Exercise instructions ::
A copy is needed of each line in the records that has the word "kiện".

Data provided ::
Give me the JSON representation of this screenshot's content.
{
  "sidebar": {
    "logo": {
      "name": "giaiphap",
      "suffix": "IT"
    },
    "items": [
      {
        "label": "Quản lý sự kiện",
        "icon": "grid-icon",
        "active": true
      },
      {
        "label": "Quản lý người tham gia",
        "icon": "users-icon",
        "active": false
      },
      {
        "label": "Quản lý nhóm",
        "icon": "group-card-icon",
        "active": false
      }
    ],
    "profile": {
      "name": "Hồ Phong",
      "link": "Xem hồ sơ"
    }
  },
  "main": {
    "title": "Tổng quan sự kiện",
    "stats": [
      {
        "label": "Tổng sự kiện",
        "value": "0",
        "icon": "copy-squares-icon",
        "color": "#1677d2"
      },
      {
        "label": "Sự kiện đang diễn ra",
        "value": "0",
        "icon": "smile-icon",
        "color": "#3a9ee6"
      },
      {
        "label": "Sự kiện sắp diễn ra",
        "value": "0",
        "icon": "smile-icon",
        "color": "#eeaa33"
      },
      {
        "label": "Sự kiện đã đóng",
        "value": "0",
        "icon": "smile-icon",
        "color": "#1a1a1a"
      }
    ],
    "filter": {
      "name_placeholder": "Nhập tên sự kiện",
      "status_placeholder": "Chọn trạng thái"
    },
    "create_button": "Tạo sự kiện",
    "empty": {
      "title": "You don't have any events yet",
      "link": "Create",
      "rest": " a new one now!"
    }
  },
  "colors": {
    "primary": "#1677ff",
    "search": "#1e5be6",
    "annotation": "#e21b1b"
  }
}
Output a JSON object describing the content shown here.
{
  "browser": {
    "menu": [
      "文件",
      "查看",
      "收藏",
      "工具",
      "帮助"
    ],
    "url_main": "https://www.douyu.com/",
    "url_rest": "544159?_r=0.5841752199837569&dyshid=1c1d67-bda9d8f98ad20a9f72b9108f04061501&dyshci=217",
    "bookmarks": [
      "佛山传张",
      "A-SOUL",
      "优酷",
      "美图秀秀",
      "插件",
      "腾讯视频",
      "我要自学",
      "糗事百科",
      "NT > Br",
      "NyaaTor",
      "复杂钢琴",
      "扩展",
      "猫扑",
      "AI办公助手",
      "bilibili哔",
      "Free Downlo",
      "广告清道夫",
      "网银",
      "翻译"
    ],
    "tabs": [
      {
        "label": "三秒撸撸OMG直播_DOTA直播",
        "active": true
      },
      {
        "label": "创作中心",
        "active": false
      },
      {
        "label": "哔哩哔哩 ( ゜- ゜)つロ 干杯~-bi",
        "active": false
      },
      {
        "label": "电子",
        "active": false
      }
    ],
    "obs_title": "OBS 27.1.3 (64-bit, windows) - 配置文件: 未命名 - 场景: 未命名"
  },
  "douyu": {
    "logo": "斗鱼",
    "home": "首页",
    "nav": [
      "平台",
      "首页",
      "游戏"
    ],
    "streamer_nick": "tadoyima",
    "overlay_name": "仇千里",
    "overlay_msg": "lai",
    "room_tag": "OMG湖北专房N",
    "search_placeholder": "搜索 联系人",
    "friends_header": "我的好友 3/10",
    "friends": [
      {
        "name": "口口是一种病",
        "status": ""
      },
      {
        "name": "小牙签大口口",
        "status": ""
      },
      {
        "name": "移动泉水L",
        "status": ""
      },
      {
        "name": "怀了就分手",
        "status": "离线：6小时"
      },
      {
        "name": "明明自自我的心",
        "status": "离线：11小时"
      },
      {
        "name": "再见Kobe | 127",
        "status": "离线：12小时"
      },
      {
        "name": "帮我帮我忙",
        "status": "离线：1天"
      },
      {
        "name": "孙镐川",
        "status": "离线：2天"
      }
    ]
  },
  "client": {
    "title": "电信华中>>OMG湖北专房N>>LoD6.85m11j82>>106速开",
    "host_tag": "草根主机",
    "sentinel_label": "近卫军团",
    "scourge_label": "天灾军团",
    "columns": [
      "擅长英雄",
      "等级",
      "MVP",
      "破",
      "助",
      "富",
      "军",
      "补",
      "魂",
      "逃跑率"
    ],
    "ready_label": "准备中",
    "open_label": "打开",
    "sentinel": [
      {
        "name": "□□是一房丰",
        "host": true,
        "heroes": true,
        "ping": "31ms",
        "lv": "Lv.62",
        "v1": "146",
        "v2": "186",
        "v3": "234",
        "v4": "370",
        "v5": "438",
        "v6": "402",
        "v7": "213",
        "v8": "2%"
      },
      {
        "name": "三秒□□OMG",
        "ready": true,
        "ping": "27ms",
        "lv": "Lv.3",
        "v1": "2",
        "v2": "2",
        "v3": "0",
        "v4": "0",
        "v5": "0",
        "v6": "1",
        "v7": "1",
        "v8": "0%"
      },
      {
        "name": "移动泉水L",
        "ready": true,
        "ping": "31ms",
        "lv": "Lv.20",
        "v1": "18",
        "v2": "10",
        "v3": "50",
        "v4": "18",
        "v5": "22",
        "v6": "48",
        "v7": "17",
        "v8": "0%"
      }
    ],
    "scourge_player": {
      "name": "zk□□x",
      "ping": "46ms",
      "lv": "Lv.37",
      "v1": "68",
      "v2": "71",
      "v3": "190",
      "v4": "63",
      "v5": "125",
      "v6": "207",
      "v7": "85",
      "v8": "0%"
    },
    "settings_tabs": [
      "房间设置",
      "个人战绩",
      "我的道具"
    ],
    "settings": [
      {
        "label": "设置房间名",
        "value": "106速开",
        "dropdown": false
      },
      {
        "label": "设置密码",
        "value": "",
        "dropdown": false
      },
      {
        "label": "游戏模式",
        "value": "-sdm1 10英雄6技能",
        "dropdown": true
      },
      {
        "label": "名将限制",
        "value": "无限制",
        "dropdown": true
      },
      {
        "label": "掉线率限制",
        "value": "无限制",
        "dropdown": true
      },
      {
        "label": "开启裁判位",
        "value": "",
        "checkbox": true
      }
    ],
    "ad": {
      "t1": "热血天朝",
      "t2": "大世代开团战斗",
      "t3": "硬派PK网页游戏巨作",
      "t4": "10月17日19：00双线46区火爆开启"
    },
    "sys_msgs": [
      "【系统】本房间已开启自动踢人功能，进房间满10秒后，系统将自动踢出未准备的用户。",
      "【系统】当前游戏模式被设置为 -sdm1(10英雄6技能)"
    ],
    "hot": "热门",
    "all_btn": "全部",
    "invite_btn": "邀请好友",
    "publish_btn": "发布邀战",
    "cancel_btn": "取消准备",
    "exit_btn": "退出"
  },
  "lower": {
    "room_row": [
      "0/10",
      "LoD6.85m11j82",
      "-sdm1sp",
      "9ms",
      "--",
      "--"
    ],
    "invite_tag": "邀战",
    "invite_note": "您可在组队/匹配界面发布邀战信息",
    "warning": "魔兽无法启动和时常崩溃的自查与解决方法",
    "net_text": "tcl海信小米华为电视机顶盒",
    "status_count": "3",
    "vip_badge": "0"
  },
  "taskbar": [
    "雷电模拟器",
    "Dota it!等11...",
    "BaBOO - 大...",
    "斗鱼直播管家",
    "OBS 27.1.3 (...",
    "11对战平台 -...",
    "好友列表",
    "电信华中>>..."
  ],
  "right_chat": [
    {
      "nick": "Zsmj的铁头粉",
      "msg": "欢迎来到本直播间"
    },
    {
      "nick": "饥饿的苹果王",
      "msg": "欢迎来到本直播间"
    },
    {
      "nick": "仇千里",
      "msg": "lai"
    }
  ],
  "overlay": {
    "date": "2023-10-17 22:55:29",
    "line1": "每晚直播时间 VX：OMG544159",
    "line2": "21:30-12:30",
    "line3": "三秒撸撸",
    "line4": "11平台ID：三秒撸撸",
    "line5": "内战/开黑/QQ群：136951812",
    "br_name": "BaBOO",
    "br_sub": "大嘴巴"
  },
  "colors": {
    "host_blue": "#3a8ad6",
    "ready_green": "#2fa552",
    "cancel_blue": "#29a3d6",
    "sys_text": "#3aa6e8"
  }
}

Expected answer ::
        "label": "Quản lý sự kiện",
    "title": "Tổng quan sự kiện",
        "label": "Tổng sự kiện",
        "label": "Sự kiện đang diễn ra",
        "label": "Sự kiện sắp diễn ra",
        "label": "Sự kiện đã đóng",
      "name_placeholder": "Nhập tên sự kiện",
    "create_button": "Tạo sự kiện",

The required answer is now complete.